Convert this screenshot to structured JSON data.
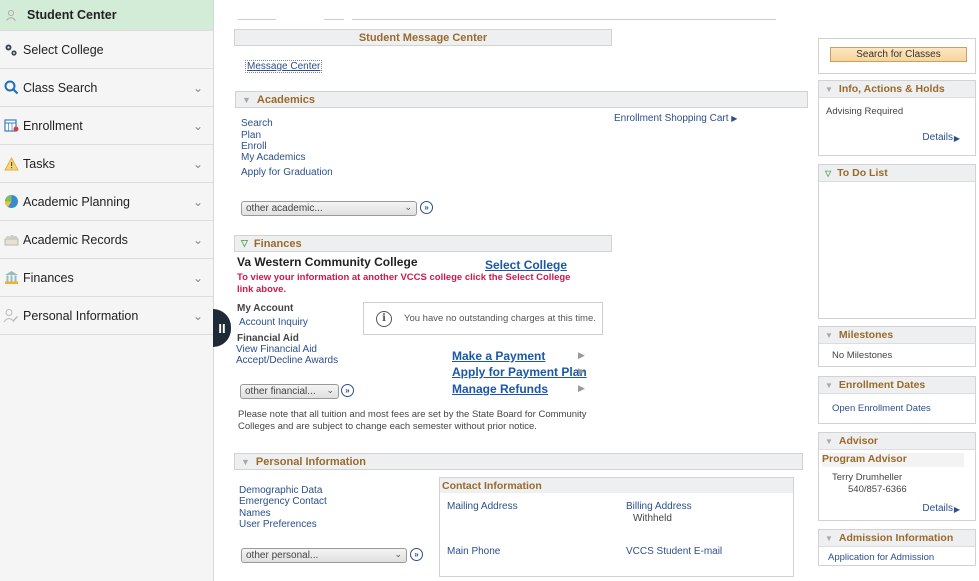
{
  "sidebar": {
    "items": [
      {
        "label": "Student Center",
        "icon": "person-icon",
        "active": true
      },
      {
        "label": "Select College",
        "icon": "gears-icon"
      },
      {
        "label": "Class Search",
        "icon": "search-icon",
        "expandable": true
      },
      {
        "label": "Enrollment",
        "icon": "calendar-icon",
        "expandable": true
      },
      {
        "label": "Tasks",
        "icon": "warning-icon",
        "expandable": true
      },
      {
        "label": "Academic Planning",
        "icon": "globe-icon",
        "expandable": true
      },
      {
        "label": "Academic Records",
        "icon": "records-icon",
        "expandable": true
      },
      {
        "label": "Finances",
        "icon": "bank-icon",
        "expandable": true
      },
      {
        "label": "Personal Information",
        "icon": "user-edit-icon",
        "expandable": true
      }
    ],
    "collapse_handle": "II"
  },
  "message_center": {
    "header": "Student Message Center",
    "link": "Message Center"
  },
  "academics": {
    "header": "Academics",
    "links": [
      "Search",
      "Plan",
      "Enroll",
      "My Academics",
      "Apply for Graduation"
    ],
    "shopping_cart": "Enrollment Shopping Cart",
    "dropdown": "other academic..."
  },
  "finances": {
    "header": "Finances",
    "college": "Va Western Community College",
    "select_college": "Select College",
    "warning": "To view your information at another VCCS college click the Select College link above.",
    "my_account_label": "My Account",
    "account_inquiry": "Account Inquiry",
    "financial_aid_label": "Financial Aid",
    "view_financial_aid": "View Financial Aid",
    "accept_decline": "Accept/Decline Awards",
    "notice": "You have no outstanding charges at this time.",
    "actions": [
      "Make a Payment",
      "Apply for Payment Plan",
      "Manage Refunds"
    ],
    "dropdown": "other financial...",
    "footnote": "Please note that all tuition and most fees are set by the State Board for Community Colleges and are subject to change each semester without prior notice."
  },
  "personal": {
    "header": "Personal Information",
    "links": [
      "Demographic Data",
      "Emergency Contact",
      "Names",
      "User Preferences"
    ],
    "dropdown": "other personal...",
    "contact": {
      "header": "Contact Information",
      "mailing_address": "Mailing Address",
      "billing_address": "Billing Address",
      "billing_value": "Withheld",
      "main_phone": "Main Phone",
      "student_email": "VCCS Student E-mail"
    }
  },
  "right_panel": {
    "search_button": "Search for Classes",
    "holds": {
      "header": "Info, Actions & Holds",
      "item": "Advising Required",
      "details": "Details"
    },
    "todo": {
      "header": "To Do List"
    },
    "milestones": {
      "header": "Milestones",
      "item": "No Milestones"
    },
    "enrollment_dates": {
      "header": "Enrollment Dates",
      "link": "Open Enrollment Dates"
    },
    "advisor": {
      "header": "Advisor",
      "subheader": "Program Advisor",
      "name": "Terry Drumheller",
      "phone": "540/857-6366",
      "details": "Details"
    },
    "admission": {
      "header": "Admission Information",
      "link": "Application for Admission"
    }
  }
}
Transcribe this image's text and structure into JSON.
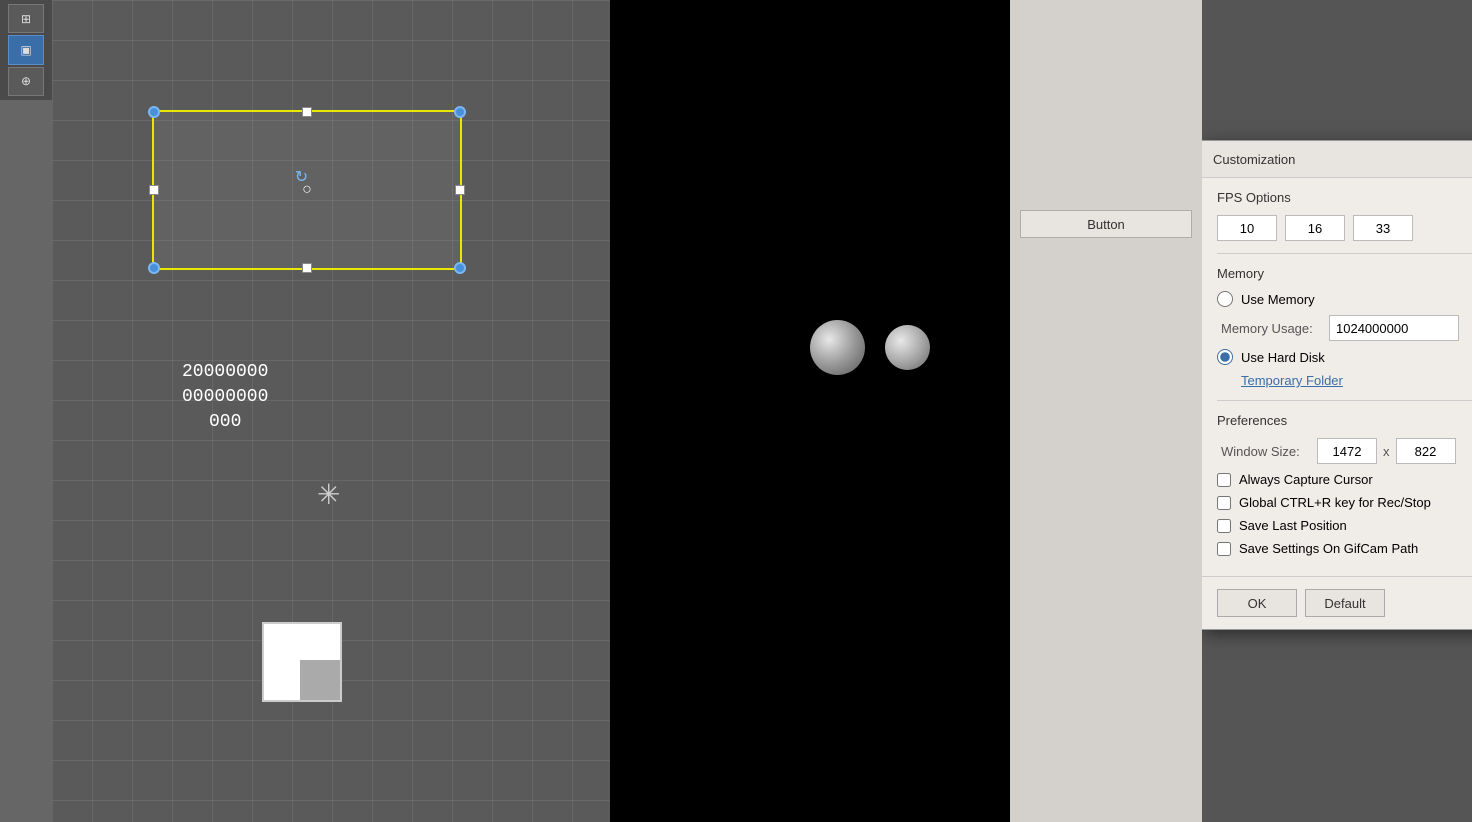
{
  "toolbar": {
    "buttons": [
      {
        "label": "⊞",
        "active": false,
        "name": "grid-button"
      },
      {
        "label": "▣",
        "active": true,
        "name": "select-button"
      },
      {
        "label": "⊕",
        "active": false,
        "name": "transform-button"
      }
    ]
  },
  "canvas": {
    "numbers_line1": "20000000",
    "numbers_line2": "00000000",
    "numbers_line3": "000"
  },
  "right_panel": {
    "button_label": "Button"
  },
  "dialog": {
    "title": "Customization",
    "close_label": "✕",
    "fps_section_label": "FPS Options",
    "fps_values": [
      "10",
      "16",
      "33"
    ],
    "memory_section_label": "Memory",
    "use_memory_label": "Use Memory",
    "use_memory_checked": false,
    "memory_usage_label": "Memory Usage:",
    "memory_usage_value": "1024000000",
    "use_hard_disk_label": "Use Hard Disk",
    "use_hard_disk_checked": true,
    "temporary_folder_label": "Temporary Folder",
    "preferences_section_label": "Preferences",
    "window_size_label": "Window Size:",
    "window_width": "1472",
    "window_x_separator": "x",
    "window_height": "822",
    "always_capture_cursor_label": "Always Capture Cursor",
    "always_capture_cursor_checked": false,
    "global_ctrl_r_label": "Global CTRL+R key for Rec/Stop",
    "global_ctrl_r_checked": false,
    "save_last_position_label": "Save Last Position",
    "save_last_position_checked": false,
    "save_settings_label": "Save Settings On GifCam Path",
    "save_settings_checked": false,
    "ok_label": "OK",
    "default_label": "Default"
  }
}
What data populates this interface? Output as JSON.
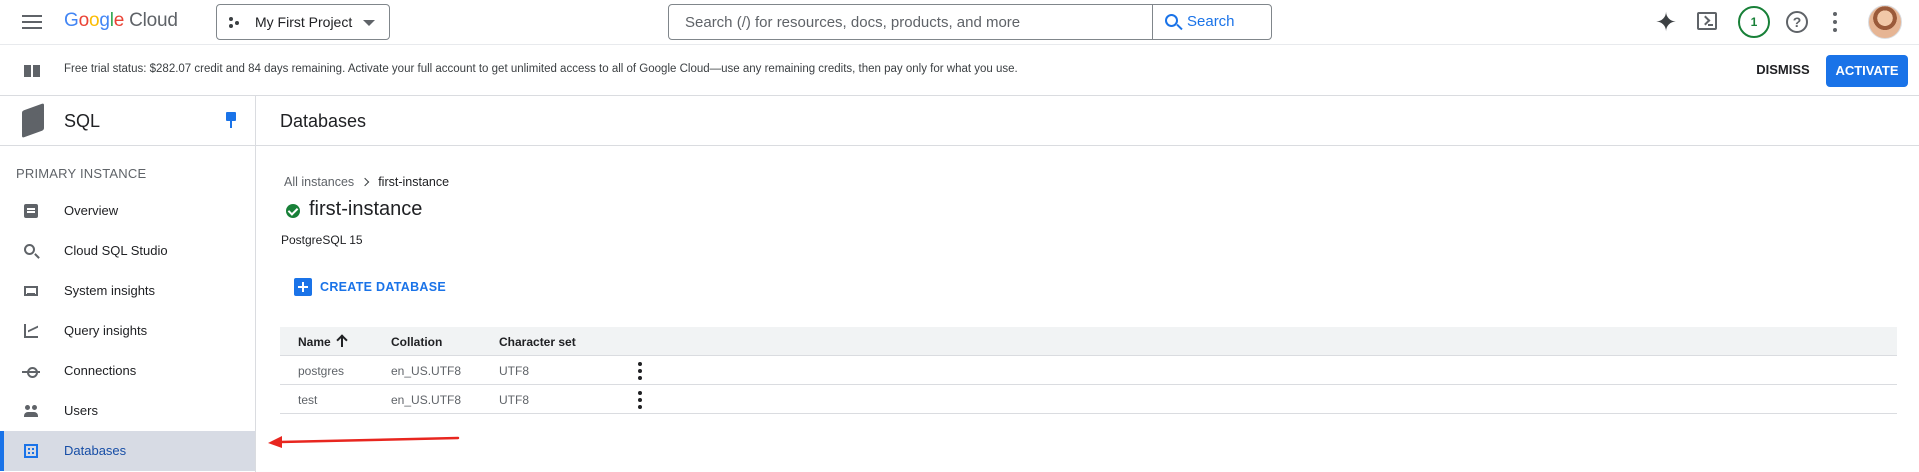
{
  "header": {
    "brand": {
      "letters": [
        "G",
        "o",
        "o",
        "g",
        "l",
        "e"
      ],
      "product": "Cloud"
    },
    "project": "My First Project",
    "search": {
      "placeholder": "Search (/) for resources, docs, products, and more",
      "button": "Search"
    },
    "notification_count": "1",
    "help_glyph": "?",
    "sparkle_glyph": "✦",
    "icons": [
      "menu-icon",
      "sparkle-icon",
      "terminal-icon",
      "help-icon",
      "more-vert-icon",
      "avatar"
    ]
  },
  "banner": {
    "text": "Free trial status: $282.07 credit and 84 days remaining. Activate your full account to get unlimited access to all of Google Cloud—use any remaining credits, then pay only for what you use.",
    "dismiss": "DISMISS",
    "activate": "ACTIVATE"
  },
  "sidebar": {
    "title": "SQL",
    "section": "PRIMARY INSTANCE",
    "items": [
      {
        "label": "Overview",
        "icon": "overview-icon"
      },
      {
        "label": "Cloud SQL Studio",
        "icon": "search-icon"
      },
      {
        "label": "System insights",
        "icon": "system-insights-icon"
      },
      {
        "label": "Query insights",
        "icon": "query-insights-icon"
      },
      {
        "label": "Connections",
        "icon": "connections-icon"
      },
      {
        "label": "Users",
        "icon": "users-icon"
      },
      {
        "label": "Databases",
        "icon": "databases-icon",
        "active": true
      }
    ]
  },
  "main": {
    "title": "Databases",
    "breadcrumb": {
      "parent": "All instances",
      "current": "first-instance"
    },
    "instance": {
      "name": "first-instance",
      "status": "running",
      "version": "PostgreSQL 15"
    },
    "create_button": "CREATE DATABASE",
    "table": {
      "columns": [
        "Name",
        "Collation",
        "Character set"
      ],
      "sort": {
        "column": "Name",
        "direction": "ascending"
      },
      "rows": [
        {
          "name": "postgres",
          "collation": "en_US.UTF8",
          "charset": "UTF8"
        },
        {
          "name": "test",
          "collation": "en_US.UTF8",
          "charset": "UTF8"
        }
      ]
    }
  },
  "colors": {
    "accent": "#1a73e8",
    "active_nav_bg": "#d7dbe4",
    "status_ok": "#188038",
    "annotation_arrow": "#e8261f"
  }
}
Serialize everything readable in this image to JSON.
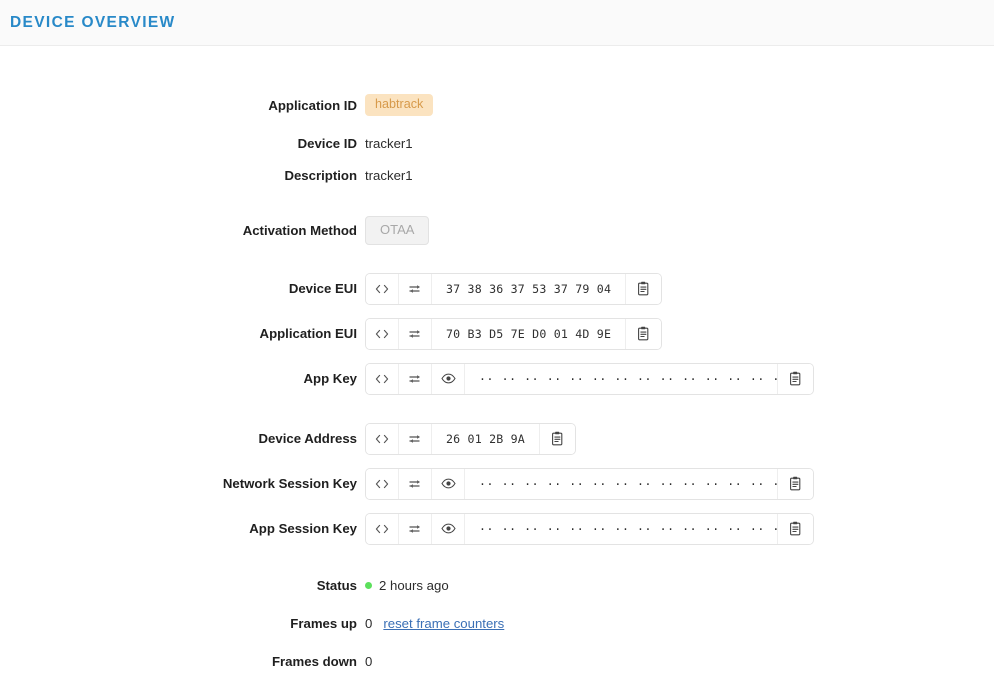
{
  "header": {
    "title": "Device Overview",
    "title_color": "#2889c8",
    "background": "#fafafa"
  },
  "fields": {
    "application_id": {
      "label": "Application ID",
      "value": "habtrack",
      "badge_bg": "#fbe3c0",
      "badge_color": "#d79a4a"
    },
    "device_id": {
      "label": "Device ID",
      "value": "tracker1"
    },
    "description": {
      "label": "Description",
      "value": "tracker1"
    },
    "activation_method": {
      "label": "Activation Method",
      "value": "OTAA"
    },
    "device_eui": {
      "label": "Device EUI",
      "value": "37 38 36 37 53 37 79 04"
    },
    "application_eui": {
      "label": "Application EUI",
      "value": "70 B3 D5 7E D0 01 4D 9E"
    },
    "app_key": {
      "label": "App Key",
      "value": "·· ·· ·· ·· ·· ·· ·· ·· ·· ·· ·· ·· ·· ·· ·· ··",
      "masked": true
    },
    "device_address": {
      "label": "Device Address",
      "value": "26 01 2B 9A"
    },
    "network_session_key": {
      "label": "Network Session Key",
      "value": "·· ·· ·· ·· ·· ·· ·· ·· ·· ·· ·· ·· ·· ·· ·· ··",
      "masked": true
    },
    "app_session_key": {
      "label": "App Session Key",
      "value": "·· ·· ·· ·· ·· ·· ·· ·· ·· ·· ·· ·· ·· ·· ·· ··",
      "masked": true
    },
    "status": {
      "label": "Status",
      "value": "2 hours ago",
      "dot_color": "#5ce05c"
    },
    "frames_up": {
      "label": "Frames up",
      "value": "0",
      "reset_link": "reset frame counters",
      "link_color": "#3a6fb5"
    },
    "frames_down": {
      "label": "Frames down",
      "value": "0"
    }
  },
  "icons": {
    "code": "code-brackets-icon",
    "swap": "swap-format-icon",
    "eye": "eye-reveal-icon",
    "copy": "clipboard-copy-icon"
  }
}
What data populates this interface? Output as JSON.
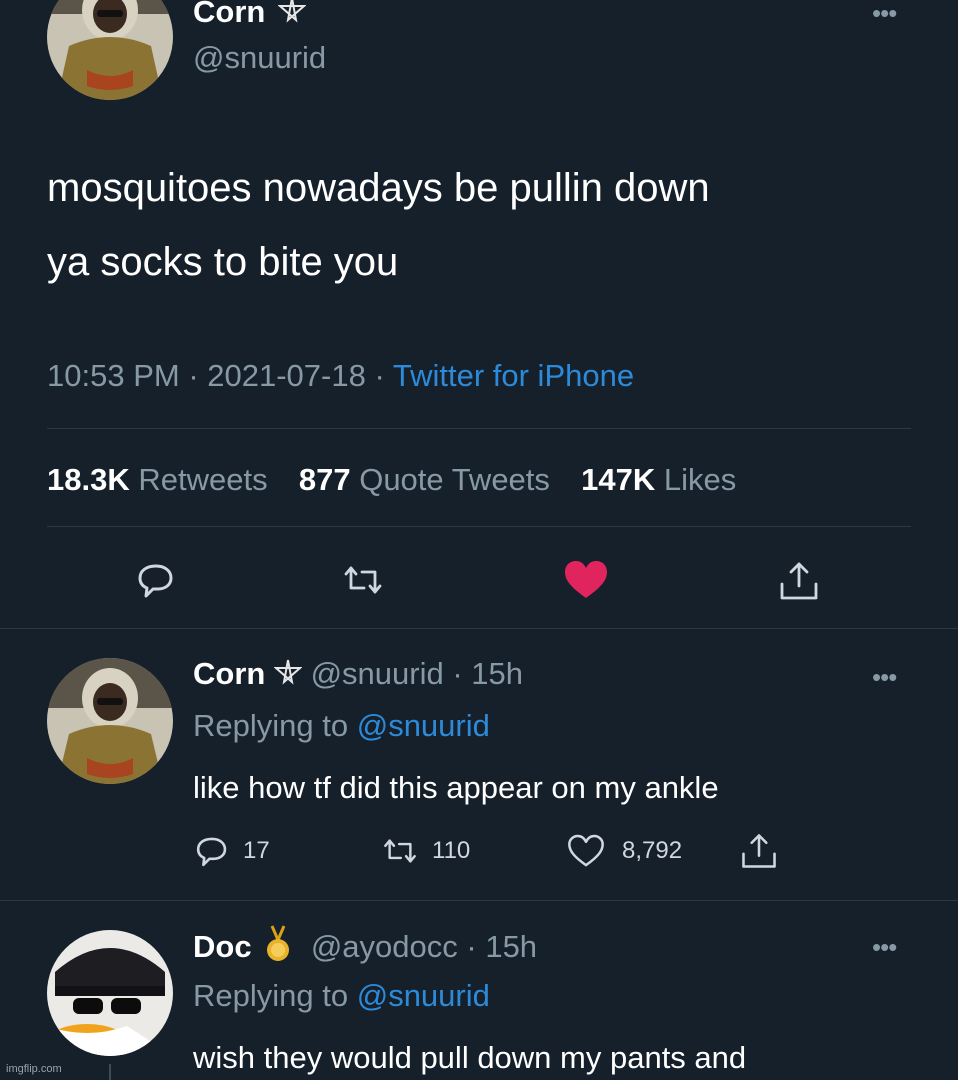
{
  "main_tweet": {
    "display_name": "Corn",
    "handle": "@snuurid",
    "text_line1": "mosquitoes nowadays be pullin down",
    "text_line2": "ya socks to bite you",
    "time": "10:53 PM",
    "date": "2021-07-18",
    "source": "Twitter for iPhone",
    "stats": {
      "retweets_count": "18.3K",
      "retweets_label": "Retweets",
      "quotes_count": "877",
      "quotes_label": "Quote Tweets",
      "likes_count": "147K",
      "likes_label": "Likes"
    }
  },
  "reply1": {
    "display_name": "Corn",
    "handle": "@snuurid",
    "time": "15h",
    "replying_prefix": "Replying to",
    "replying_to": "@snuurid",
    "text": "like how tf did this appear on my ankle",
    "reply_count": "17",
    "retweet_count": "110",
    "like_count": "8,792"
  },
  "reply2": {
    "display_name": "Doc",
    "handle": "@ayodocc",
    "time": "15h",
    "replying_prefix": "Replying to",
    "replying_to": "@snuurid",
    "text": "wish they would pull down my pants and"
  },
  "watermark": "imgflip.com",
  "colors": {
    "background": "#15202b",
    "muted": "#8899a6",
    "link": "#2d8ad8",
    "like_active": "#e0245e"
  },
  "icons": [
    "pentagram-icon",
    "more-dots-icon",
    "reply-icon",
    "retweet-icon",
    "heart-icon",
    "share-icon",
    "gold-medal-icon"
  ]
}
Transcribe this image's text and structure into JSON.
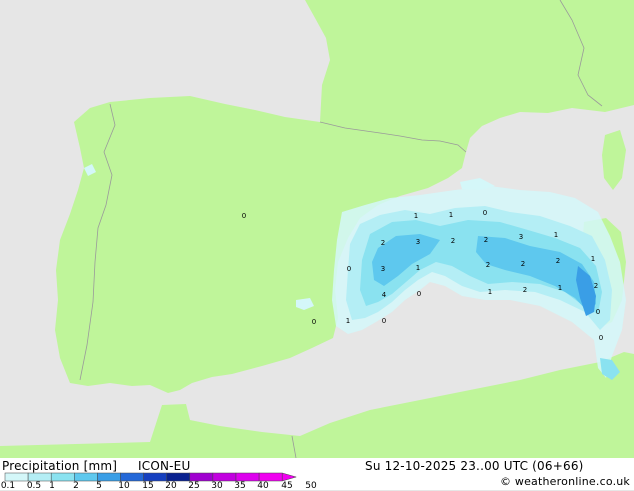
{
  "colors": {
    "sea": "#e6e6e6",
    "land": "#bff59a",
    "border": "#9a9a9a",
    "precip": [
      "#d4f7f9",
      "#b4eef5",
      "#8ae2f0",
      "#5ec8ee",
      "#3a9ee6",
      "#2468d8",
      "#1640c0",
      "#0a2290",
      "#a000d0",
      "#c200e0",
      "#dd00ee",
      "#f000f0"
    ]
  },
  "footer": {
    "title": "Precipitation [mm]",
    "model": "ICON-EU",
    "datetime": "Su 12-10-2025 23..00 UTC (06+66)",
    "copyright": "© weatheronline.co.uk"
  },
  "legend": {
    "ticks": [
      "0.1",
      "0.5",
      "1",
      "2",
      "5",
      "10",
      "15",
      "20",
      "25",
      "30",
      "35",
      "40",
      "45",
      "50"
    ]
  },
  "precip_values": [
    "1",
    "1",
    "0",
    "2",
    "3",
    "2",
    "2",
    "3",
    "1",
    "0",
    "3",
    "1",
    "2",
    "2",
    "2",
    "1",
    "4",
    "0",
    "1",
    "2",
    "1",
    "2",
    "0",
    "1",
    "0",
    "0",
    "0",
    "0"
  ]
}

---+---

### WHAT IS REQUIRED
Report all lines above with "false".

### EXERCISE ANSWER
        "active": false,
        "active": false,
    "use_memory_checked": false,
    "always_capture_cursor_checked": false,
    "global_ctrl_r_checked": false,
    "save_last_position_checked": false,
    "save_settings_checked": false,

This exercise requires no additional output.